As Russell put it on the HistoryTag blog:

“HistoryTag’s a simple way for people who make things, and people who love them, to keep and share the histories of those things.”

HistoryTag screenshot

We’ve launched with our friends at Hiut Denim, who have just started making jeans in Cardigan in Wales. Every pair of their jeans comes with a secret HistoryTag code which lets their new owner see photos of their jeans being made, and then continue to tell the story with photos and tweets. Here are Russell’s jeans and here are Ben’s, Tom’s and Phil’s.

To be honest, there’s not much else to see on the site at the moment, and we’re not sure where it will go from here. But we think there’s something in the ability to easily give physical objects a digital life. Spimes and all that, you know.

For now, we need to see how HistoryTag feels and work out what would be fun and interesting to do with it. What kind of products deserve to have their life stories recorded? If you make those kind of products, or have any thoughts, do get in touch.

One comment so far:

  1. Hey there. I love the idea.

    There’s actually a local condiments company (Adelaide, South Australia) called Beerenberg that have featured on their website for a little while a system via their website which allows you to track exactly where your product came from, who made it, and zooms into a Google Maps to show you the field where the ingredients were originally grown. It’s part of their goal to try and make people realise where their products come from, making them more personal and less abstracted.

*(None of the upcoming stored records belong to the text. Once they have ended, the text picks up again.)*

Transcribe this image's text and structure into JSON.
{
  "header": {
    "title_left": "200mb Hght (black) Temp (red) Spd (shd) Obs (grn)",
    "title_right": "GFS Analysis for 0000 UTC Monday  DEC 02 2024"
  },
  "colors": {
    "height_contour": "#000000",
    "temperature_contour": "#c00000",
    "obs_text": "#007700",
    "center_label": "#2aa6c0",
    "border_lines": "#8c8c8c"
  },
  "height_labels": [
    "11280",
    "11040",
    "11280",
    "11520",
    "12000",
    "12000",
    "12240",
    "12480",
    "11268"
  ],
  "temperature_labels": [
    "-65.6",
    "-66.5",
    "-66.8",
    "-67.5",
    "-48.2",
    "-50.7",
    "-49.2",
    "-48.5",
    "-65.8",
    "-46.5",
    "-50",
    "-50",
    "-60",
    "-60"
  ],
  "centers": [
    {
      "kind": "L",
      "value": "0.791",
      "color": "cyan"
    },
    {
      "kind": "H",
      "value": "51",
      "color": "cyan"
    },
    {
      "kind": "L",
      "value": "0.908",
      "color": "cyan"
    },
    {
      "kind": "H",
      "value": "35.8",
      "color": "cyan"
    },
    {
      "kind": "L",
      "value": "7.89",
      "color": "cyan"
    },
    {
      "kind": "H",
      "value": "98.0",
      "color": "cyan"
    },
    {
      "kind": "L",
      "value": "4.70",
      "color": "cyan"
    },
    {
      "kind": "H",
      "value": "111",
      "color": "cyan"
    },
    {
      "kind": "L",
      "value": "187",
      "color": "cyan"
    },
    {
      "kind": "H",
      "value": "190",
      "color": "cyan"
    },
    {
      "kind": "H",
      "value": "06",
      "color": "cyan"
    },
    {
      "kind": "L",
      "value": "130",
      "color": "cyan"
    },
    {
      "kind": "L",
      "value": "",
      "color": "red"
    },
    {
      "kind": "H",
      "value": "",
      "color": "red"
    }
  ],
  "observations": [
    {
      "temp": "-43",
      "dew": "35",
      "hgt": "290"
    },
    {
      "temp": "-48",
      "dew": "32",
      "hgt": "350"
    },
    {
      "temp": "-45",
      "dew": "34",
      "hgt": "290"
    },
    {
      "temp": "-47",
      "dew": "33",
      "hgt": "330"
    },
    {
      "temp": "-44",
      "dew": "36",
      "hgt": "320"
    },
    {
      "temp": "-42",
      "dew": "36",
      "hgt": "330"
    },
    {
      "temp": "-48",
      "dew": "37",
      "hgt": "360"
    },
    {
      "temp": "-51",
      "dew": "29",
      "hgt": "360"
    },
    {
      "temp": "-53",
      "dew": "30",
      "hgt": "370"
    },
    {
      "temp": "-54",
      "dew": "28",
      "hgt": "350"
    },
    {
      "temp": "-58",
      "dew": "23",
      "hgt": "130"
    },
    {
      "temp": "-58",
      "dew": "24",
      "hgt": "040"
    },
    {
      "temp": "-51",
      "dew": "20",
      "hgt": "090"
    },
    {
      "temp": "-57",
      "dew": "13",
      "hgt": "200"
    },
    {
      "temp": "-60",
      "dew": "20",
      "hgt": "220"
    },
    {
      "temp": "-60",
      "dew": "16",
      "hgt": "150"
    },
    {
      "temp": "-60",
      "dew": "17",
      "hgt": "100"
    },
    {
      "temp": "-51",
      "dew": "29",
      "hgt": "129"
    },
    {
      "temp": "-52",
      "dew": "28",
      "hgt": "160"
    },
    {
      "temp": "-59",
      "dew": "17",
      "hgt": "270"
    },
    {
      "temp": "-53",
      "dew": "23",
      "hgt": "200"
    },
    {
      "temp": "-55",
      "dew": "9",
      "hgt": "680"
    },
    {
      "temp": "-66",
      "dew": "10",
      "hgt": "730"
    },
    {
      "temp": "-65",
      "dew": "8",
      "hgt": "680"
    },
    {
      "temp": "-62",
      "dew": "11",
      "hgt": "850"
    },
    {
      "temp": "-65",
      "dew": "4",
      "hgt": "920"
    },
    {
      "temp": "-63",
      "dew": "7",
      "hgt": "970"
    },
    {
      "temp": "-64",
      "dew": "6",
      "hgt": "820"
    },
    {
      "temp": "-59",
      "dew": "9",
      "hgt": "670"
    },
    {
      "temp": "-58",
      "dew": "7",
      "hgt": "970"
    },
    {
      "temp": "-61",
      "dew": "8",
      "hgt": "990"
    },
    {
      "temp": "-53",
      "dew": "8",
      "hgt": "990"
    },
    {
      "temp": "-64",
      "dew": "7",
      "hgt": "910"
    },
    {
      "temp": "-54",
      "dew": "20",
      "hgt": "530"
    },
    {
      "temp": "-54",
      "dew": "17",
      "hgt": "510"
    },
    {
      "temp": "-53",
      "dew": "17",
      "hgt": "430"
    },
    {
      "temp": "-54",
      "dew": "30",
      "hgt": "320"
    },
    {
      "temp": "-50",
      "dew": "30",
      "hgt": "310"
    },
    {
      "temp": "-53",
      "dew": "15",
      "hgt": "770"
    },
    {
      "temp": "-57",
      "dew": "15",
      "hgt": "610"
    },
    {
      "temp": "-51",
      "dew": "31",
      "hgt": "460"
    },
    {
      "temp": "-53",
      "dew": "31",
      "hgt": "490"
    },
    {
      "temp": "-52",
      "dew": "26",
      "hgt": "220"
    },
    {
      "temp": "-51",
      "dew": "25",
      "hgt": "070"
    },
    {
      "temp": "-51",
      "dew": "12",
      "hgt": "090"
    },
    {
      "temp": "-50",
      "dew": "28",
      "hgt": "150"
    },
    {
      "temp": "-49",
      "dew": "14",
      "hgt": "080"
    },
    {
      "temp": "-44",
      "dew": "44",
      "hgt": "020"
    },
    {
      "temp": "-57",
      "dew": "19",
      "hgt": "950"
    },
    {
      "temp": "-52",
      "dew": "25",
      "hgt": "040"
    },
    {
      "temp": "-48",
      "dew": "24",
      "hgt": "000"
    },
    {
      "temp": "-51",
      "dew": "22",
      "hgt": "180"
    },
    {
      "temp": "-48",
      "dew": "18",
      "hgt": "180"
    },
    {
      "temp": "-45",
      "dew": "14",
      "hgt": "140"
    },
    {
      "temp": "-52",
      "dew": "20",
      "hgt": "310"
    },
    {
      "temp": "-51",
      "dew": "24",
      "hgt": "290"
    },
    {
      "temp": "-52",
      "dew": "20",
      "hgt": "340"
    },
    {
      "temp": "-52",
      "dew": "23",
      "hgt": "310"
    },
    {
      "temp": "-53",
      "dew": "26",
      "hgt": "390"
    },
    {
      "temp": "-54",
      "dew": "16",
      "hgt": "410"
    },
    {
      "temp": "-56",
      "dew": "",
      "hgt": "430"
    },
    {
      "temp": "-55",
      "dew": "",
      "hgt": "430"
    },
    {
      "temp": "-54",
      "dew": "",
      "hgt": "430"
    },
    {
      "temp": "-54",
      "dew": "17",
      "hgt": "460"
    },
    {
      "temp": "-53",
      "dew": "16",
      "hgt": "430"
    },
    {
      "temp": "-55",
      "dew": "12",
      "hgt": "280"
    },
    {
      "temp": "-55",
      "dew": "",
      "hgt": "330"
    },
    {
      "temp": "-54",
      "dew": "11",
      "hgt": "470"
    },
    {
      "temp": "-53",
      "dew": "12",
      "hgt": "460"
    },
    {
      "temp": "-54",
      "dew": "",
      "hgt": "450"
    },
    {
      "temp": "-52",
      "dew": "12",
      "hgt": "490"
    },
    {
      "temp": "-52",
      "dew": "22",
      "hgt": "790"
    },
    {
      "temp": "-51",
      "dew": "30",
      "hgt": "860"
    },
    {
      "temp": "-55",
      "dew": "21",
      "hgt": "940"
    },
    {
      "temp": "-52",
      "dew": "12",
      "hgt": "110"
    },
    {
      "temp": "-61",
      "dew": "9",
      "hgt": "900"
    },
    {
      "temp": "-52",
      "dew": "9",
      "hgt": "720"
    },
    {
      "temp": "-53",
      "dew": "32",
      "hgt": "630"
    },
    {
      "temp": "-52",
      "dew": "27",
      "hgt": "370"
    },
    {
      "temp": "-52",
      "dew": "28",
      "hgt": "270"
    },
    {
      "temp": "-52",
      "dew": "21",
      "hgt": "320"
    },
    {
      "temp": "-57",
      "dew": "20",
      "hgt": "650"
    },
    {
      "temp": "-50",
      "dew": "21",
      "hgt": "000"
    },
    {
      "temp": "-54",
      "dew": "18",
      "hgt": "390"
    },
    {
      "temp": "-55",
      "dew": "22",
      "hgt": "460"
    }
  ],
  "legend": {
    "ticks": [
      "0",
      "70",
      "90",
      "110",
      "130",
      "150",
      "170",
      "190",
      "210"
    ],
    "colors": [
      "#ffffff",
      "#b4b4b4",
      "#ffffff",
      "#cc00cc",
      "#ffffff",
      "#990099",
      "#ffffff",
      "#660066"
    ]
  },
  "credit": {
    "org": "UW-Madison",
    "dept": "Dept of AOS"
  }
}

    You can actually check it out here:

    I didn’t have a product either but they have a tracking code on the front page you can use to check it out yourself. I have tried it before with some fig jam and discovered the figs were grown five minutes from a friends house. Quite extraordinary.